Embracing the idea of taking a “do-over” gives you space to keep practicing and can reduce getting discouraged if your reactive habits keep coming up. The “do-over” practice has inspired us to be kind to ourselves when we go reactive and fall into the Dreaded Drama Triangle (DDT). Yes, it happens to us too—it is part of the human experience!
Unfortunately, we often hear that people can become even more self-critical after they learn about TED* (*The Empowerment Dynamic)®. They tell us that, with their awareness of the DDT and the roles of Victim, Persecutor, and Rescuer and, now, the “antidote” of the TED* roles, they believe they “should” be able to stop themselves from slipping into these toxic roles.
There may be many reasons why you become triggered and fall into the DDT. You may catch yourself being judgmental of a family member, instead of seeing them as a Creator. Feeling guilty for saying something harsh to another, you may engage your inner-Persecutor and beat yourself up. Or you may fall into trying to fix or change someone in your family by adopting the role of Rescuer and doing for them they could do for themselves.
As we often say, this work is simple but not easy. So, we need compassion—for self and others—in the “two steps up to one step back” process of practicing the empowered TED* ways of thinking, relating, and taking action. “Do-overs” are a way of resetting.
Just noticing when drama gets going is a huge step forward. Then you can pause, and say, “I will do this over. I am going to try again.” This relieves yourself of the pressure and grandiose expectations by just starting over. Whatever your focus and desire, give yourself the gift of space and grace to begin again.
And when you take a “do-over,” it encourages and invites others around you to also take their “do-over” moments when they arise. All human beings want to grow and change and “do-overs” encourage learning. How amazing it would be if your entire family or work group took responsibility to pause, stop, and do things over when drama moments happen!
Developing a “do-over” practice will nurture your willingness to stay focused on the outcomes you want in your life. We recommend these steps to help you cultivate a “do-over” practice:
- Notice when you get triggered into the DDT. Notice rather than judge and then pause. What are the circumstances or situation? What can you say or do differently?
- Or, if the time has passed, look back and take responsibility for what you have done or said and identify a way you could have been more empowering to yourself and others.
- Then, if at all possible, call a “do-over” and begin again with a new attitude of compassion and openness and responsibility.
Adopting a beginner’s mind and a child-like attitude will help you to use the “do-over” exercise with a playful approach. This will build your resilience and give you energy to keep moving forward.

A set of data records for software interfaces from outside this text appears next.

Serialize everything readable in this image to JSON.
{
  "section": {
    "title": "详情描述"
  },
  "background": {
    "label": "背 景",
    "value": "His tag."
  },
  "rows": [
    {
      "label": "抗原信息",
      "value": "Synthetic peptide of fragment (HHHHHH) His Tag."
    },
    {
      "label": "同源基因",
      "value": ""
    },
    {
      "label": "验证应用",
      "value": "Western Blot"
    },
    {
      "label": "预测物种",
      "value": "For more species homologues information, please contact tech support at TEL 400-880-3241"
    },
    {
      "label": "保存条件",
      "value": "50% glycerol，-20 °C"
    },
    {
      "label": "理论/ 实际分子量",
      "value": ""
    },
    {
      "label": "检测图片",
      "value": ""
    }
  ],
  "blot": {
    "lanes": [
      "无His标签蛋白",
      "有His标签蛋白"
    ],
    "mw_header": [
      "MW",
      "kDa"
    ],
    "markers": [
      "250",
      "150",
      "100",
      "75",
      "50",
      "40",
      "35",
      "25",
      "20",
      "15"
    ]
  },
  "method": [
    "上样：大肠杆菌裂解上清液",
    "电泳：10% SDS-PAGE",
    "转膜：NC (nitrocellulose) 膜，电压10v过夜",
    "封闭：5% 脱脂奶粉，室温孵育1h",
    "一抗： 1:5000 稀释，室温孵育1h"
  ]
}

Living through this pandemic is teaching us all a new way to live—learning to pause, slow down, and choose a more empowered lifestyle. It takes time and beginning again, over, and over, and over.